Project description:The World Health Organization endorsed voluntary medical male circumcision (VMMC) in 2007 as an effective method to provide partial protection against heterosexual female-to-male transmission of HIV in regions with high rates of such transmission, and where uptake of VMMC is low. Qualitative research conducted in east and southern Africa has focused on assessing acceptability, barriers to uptake of VMMC and the likelihood of VMMC increasing men's adoption of risky sexual behaviours. Less researched, however, have been the perceptions of women and sexual minorities towards VMMC, even though they are more vulnerable to HIV/AIDS transmission than are heterosexual men. The purpose of this paper is to identify core areas in which a gendered perspective in qualitative research might improve the understanding and framing of VMMC in east and southern Africa.
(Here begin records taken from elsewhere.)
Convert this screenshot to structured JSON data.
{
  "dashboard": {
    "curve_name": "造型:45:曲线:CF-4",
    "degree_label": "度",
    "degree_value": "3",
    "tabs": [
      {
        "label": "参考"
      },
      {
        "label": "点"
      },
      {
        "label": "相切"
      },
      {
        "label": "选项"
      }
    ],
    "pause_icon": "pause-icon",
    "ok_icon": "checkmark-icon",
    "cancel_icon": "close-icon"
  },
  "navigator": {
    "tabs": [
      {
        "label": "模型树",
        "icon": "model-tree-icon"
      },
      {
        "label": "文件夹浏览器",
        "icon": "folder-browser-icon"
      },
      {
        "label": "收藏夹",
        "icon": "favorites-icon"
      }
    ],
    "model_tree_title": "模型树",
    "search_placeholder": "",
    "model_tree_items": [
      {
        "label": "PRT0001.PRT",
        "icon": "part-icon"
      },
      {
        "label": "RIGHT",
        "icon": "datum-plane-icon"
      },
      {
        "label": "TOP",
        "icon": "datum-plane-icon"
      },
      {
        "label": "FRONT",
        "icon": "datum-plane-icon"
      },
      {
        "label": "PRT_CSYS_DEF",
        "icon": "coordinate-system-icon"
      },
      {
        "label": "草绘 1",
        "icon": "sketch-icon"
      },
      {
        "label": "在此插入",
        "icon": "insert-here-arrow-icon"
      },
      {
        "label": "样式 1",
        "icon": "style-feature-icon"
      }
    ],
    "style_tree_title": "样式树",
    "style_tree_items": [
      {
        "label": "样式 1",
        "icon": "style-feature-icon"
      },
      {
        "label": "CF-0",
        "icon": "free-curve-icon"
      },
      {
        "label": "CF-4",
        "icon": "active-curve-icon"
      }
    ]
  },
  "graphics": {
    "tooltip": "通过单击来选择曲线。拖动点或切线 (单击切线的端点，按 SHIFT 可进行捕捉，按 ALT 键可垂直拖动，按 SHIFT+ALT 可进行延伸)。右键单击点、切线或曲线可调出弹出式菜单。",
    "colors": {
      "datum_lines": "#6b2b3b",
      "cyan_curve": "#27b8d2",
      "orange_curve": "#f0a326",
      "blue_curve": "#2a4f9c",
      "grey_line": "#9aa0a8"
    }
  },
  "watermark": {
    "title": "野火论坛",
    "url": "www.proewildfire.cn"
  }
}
Issues explored in this analysis are risk compensation, the post-circumcision appearance of the penis, inclusion of men who have sex with men as study respondents and the antagonistic relation between VMMC and female genital cutting. If biomedical and social science researchers explore these issues in future qualitative inquiry utilising a gendered perspective, a more thorough understanding of VMMC can be achieved, which could ultimately inform policy and implementation.